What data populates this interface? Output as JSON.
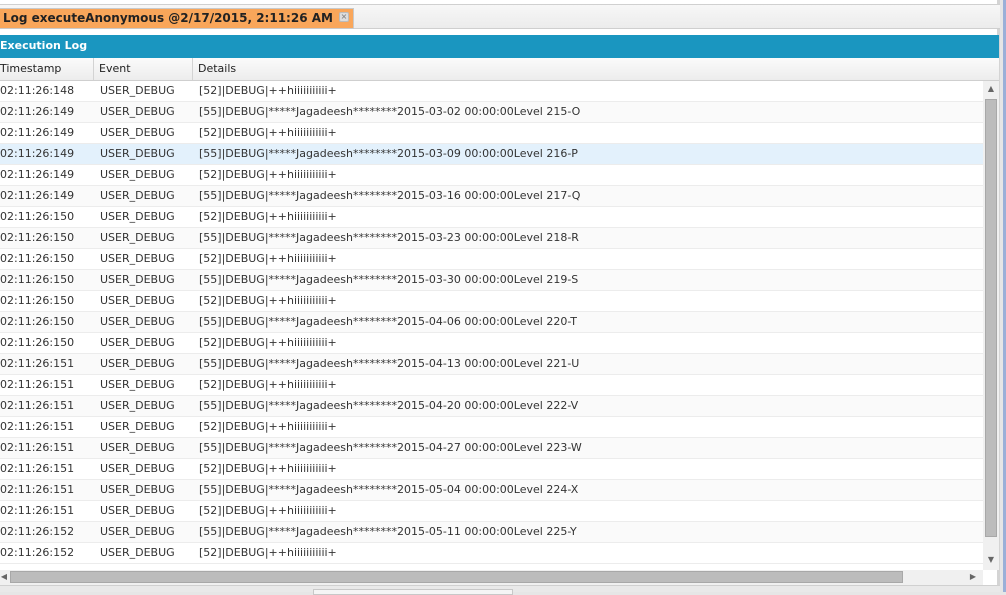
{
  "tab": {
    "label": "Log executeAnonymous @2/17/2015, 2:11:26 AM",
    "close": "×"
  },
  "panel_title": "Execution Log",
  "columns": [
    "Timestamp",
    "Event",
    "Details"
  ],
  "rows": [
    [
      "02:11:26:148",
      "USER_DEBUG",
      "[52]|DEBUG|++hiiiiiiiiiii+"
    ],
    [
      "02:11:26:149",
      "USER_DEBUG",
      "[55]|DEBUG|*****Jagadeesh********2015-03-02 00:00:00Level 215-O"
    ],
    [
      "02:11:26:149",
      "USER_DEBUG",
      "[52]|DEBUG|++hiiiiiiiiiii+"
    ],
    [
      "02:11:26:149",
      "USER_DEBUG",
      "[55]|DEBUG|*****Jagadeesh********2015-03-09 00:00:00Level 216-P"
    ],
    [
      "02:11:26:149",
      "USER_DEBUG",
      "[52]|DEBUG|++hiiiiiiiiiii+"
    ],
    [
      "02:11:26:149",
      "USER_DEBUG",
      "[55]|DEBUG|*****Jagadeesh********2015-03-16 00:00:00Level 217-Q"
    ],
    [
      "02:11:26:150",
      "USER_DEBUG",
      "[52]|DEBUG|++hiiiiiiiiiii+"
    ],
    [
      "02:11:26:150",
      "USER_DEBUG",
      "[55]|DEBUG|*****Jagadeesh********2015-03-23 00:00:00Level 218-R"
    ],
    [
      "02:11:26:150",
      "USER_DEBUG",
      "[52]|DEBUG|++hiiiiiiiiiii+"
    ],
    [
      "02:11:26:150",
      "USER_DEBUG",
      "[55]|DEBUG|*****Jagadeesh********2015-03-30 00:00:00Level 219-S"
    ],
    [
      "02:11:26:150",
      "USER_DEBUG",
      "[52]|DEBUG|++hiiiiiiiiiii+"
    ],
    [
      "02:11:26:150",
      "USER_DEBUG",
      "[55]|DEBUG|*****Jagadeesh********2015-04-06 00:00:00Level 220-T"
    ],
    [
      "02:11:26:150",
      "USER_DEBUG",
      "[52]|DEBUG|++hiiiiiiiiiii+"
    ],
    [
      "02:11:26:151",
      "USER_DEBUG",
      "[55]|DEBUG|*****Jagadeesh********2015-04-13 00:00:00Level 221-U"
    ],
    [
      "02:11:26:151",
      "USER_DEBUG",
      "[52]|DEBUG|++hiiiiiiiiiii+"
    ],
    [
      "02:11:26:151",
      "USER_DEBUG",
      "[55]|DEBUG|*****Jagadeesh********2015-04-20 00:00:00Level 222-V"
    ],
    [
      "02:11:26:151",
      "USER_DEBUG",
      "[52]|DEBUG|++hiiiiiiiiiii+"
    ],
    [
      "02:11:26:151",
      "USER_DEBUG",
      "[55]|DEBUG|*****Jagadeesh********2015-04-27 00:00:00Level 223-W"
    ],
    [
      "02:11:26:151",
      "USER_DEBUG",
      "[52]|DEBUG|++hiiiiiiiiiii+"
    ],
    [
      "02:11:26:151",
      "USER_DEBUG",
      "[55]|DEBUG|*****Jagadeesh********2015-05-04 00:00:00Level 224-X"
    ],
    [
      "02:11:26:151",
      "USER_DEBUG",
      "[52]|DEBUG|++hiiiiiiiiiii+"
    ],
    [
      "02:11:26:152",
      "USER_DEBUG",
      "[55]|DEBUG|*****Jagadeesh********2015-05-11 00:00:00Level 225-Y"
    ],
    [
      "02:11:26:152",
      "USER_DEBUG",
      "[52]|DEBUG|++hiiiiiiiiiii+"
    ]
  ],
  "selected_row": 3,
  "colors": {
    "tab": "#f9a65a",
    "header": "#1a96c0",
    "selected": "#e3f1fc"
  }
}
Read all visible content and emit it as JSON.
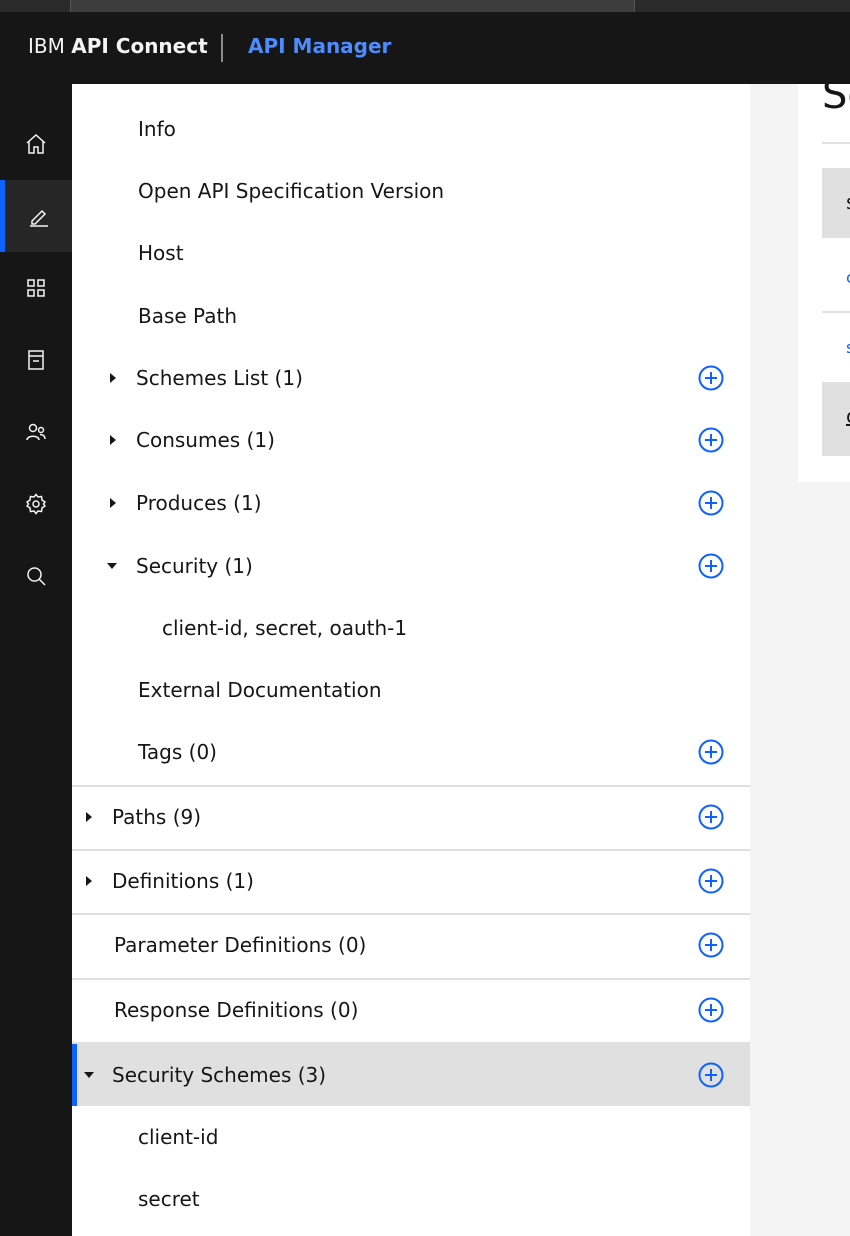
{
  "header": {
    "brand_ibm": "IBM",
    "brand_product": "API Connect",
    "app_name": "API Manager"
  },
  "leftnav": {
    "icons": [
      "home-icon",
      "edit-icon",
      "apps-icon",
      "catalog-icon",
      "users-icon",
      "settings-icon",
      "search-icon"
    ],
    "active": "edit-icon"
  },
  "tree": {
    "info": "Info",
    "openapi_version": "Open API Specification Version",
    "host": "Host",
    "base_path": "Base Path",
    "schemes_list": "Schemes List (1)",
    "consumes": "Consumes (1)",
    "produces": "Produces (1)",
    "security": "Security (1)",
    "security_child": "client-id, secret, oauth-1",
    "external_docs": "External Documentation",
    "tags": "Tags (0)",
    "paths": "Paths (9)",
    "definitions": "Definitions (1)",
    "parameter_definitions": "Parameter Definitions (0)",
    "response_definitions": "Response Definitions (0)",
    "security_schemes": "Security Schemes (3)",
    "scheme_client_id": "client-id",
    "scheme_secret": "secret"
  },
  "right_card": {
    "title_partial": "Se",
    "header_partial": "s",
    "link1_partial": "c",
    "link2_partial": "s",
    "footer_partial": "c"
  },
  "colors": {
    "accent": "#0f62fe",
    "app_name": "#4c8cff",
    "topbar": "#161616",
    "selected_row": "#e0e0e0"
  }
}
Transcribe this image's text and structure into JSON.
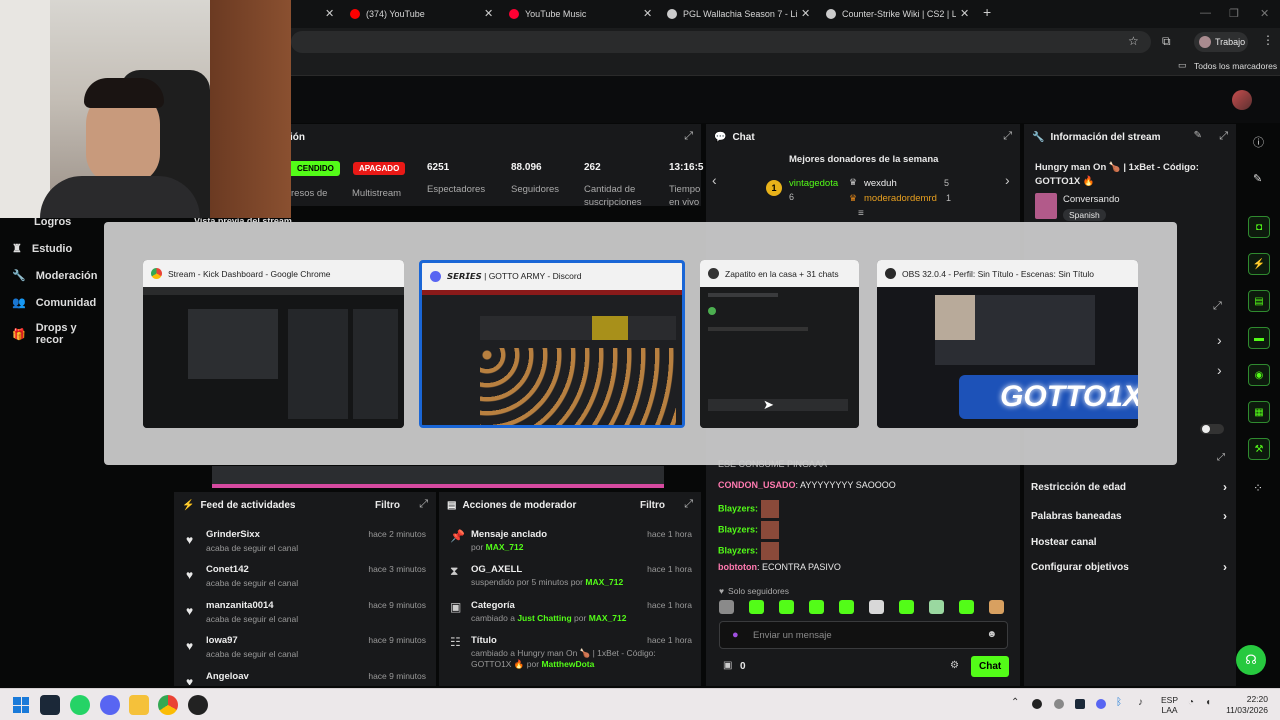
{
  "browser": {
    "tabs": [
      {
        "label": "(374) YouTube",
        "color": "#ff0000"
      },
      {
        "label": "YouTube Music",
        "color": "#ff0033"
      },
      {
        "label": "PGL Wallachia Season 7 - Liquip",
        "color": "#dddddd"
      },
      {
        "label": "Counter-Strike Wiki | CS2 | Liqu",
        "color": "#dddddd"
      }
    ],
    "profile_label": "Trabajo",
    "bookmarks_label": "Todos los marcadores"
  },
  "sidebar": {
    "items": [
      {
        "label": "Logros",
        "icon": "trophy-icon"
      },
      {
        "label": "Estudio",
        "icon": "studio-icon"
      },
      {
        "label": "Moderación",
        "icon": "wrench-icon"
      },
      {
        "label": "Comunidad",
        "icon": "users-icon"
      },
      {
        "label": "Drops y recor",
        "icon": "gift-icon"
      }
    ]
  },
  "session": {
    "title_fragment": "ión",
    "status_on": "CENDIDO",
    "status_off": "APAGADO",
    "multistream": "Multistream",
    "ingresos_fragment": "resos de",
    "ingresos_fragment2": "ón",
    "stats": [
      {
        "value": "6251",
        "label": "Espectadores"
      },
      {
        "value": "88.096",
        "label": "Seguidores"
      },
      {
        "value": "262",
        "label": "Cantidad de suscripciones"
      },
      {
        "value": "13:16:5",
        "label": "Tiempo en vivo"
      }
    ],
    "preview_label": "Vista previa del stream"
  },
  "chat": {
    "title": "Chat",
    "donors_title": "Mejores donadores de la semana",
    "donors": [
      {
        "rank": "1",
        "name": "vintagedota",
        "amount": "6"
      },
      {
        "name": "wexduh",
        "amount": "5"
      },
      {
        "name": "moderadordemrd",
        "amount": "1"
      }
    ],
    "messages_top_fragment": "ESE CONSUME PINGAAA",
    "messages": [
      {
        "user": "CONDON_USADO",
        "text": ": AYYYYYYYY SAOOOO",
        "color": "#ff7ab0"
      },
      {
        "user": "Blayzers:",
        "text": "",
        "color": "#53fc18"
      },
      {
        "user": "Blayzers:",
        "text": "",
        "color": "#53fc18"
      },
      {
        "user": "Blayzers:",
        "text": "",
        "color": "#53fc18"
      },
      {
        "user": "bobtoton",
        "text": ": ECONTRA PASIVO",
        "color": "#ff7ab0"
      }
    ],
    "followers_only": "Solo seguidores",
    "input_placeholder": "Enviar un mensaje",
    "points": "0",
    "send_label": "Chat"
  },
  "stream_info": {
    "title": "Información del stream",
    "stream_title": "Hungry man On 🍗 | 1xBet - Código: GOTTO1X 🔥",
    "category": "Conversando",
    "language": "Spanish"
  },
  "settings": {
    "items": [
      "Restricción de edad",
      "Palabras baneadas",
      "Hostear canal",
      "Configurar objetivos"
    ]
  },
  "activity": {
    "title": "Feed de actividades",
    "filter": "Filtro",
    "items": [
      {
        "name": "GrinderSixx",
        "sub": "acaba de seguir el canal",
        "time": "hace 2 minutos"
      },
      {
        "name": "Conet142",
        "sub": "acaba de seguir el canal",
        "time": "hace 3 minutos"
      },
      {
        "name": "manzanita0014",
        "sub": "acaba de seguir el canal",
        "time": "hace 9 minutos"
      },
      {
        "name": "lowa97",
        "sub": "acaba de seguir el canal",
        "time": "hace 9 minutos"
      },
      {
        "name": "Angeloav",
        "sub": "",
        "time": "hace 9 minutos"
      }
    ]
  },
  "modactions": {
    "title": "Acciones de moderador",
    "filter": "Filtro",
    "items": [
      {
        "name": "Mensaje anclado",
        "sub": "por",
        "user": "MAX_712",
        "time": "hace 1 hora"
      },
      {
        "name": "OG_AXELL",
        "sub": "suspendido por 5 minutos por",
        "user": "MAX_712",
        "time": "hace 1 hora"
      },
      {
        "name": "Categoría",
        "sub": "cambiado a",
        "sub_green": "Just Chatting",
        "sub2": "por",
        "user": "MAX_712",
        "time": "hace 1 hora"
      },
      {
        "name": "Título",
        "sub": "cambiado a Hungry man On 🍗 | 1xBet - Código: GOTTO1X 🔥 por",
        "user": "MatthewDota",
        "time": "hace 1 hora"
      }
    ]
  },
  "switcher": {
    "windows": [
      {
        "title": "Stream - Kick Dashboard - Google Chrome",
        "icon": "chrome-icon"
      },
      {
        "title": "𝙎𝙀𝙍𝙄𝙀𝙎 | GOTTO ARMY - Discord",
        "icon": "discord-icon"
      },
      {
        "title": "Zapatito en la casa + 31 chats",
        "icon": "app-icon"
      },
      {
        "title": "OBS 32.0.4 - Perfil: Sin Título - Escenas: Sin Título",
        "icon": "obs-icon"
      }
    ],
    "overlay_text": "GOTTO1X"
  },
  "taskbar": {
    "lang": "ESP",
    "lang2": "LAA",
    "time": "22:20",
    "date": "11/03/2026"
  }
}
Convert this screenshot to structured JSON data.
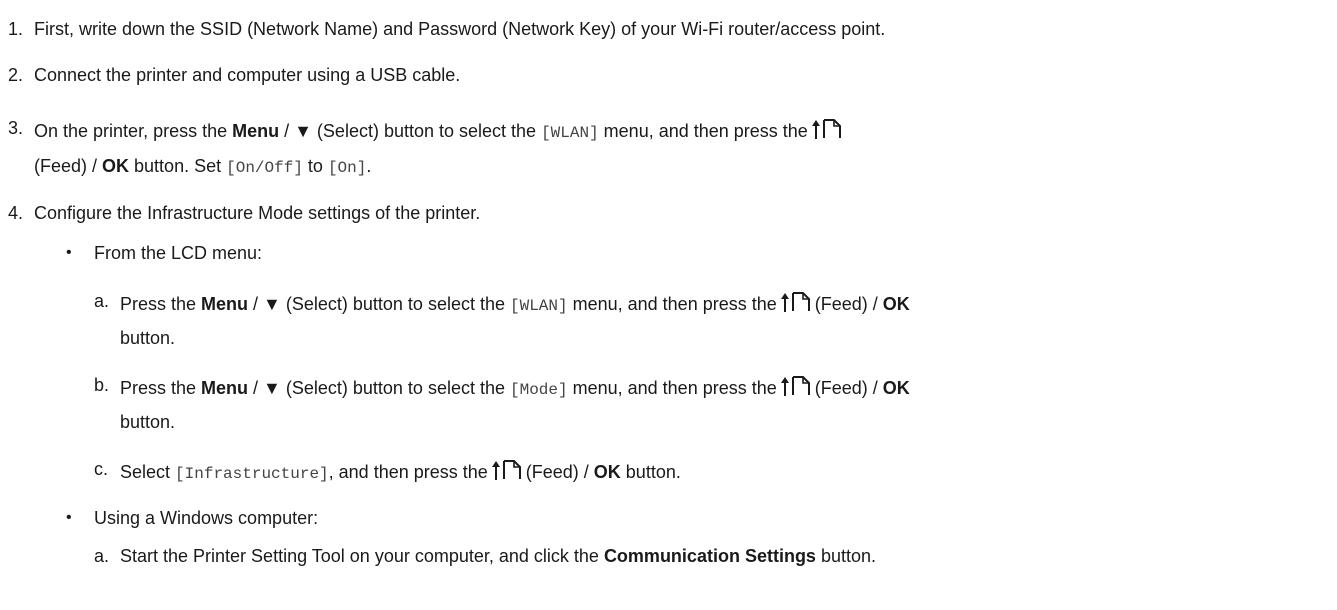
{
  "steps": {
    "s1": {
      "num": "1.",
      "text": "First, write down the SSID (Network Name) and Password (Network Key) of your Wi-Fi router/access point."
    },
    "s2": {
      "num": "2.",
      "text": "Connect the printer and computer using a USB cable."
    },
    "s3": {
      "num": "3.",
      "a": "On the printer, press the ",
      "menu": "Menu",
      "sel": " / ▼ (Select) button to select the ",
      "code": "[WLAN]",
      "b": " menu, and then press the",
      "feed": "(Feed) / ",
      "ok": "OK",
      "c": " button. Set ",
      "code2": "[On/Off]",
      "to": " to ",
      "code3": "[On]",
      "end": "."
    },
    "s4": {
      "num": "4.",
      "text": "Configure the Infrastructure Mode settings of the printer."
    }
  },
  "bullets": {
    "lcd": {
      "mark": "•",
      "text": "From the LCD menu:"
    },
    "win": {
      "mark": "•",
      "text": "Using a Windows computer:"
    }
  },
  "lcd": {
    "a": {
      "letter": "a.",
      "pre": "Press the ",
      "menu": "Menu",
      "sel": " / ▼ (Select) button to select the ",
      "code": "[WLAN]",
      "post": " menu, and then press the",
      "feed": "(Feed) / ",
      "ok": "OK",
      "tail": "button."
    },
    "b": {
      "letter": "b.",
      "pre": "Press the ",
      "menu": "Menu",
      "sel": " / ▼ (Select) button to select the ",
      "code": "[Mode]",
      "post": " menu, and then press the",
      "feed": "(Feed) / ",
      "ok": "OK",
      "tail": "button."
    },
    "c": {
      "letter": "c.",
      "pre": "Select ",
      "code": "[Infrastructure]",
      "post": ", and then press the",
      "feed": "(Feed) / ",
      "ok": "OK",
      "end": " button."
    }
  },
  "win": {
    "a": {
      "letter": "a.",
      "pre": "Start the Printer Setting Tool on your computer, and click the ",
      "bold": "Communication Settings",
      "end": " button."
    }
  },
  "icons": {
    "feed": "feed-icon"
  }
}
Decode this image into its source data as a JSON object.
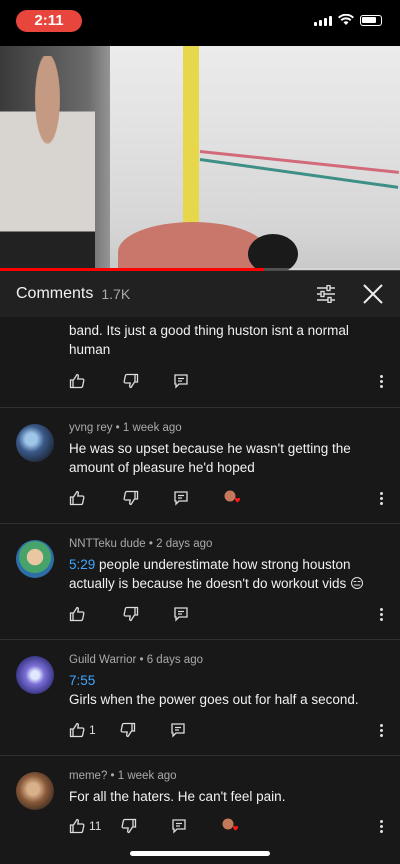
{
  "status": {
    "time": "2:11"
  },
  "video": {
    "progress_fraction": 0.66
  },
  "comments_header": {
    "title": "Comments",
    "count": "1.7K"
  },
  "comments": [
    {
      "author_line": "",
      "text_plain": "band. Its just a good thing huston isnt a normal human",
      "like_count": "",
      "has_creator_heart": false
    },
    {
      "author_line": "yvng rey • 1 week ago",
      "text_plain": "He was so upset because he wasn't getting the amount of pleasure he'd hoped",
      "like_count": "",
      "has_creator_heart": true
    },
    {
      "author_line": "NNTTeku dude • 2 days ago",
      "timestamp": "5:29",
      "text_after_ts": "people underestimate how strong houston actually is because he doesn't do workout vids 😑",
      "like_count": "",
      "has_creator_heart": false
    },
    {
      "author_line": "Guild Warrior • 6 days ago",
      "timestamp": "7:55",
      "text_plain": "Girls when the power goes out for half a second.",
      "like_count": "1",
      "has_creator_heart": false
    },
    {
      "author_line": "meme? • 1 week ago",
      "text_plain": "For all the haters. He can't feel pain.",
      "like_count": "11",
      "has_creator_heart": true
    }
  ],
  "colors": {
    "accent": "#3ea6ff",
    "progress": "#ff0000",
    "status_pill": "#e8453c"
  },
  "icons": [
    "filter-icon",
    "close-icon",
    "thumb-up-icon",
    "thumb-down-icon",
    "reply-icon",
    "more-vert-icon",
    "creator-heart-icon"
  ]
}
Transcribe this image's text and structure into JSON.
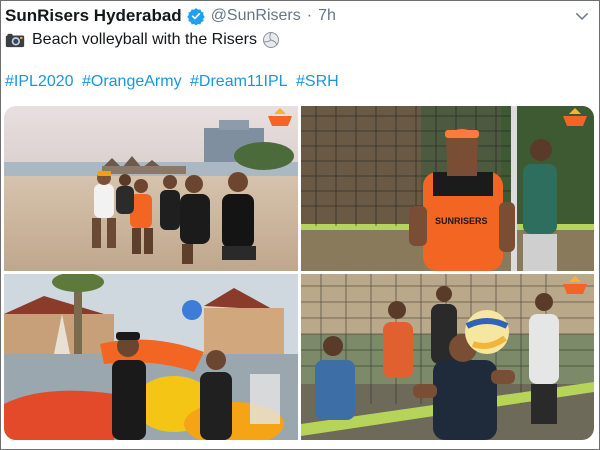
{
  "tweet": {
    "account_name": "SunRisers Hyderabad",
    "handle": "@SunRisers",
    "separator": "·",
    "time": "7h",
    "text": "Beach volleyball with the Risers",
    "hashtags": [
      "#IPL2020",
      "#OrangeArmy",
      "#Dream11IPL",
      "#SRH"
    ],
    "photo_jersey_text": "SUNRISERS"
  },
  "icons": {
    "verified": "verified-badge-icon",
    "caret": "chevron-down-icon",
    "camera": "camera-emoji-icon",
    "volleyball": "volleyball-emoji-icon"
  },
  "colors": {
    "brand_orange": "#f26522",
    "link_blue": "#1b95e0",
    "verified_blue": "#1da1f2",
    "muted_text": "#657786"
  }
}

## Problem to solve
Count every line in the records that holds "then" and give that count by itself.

## Answer for the task
4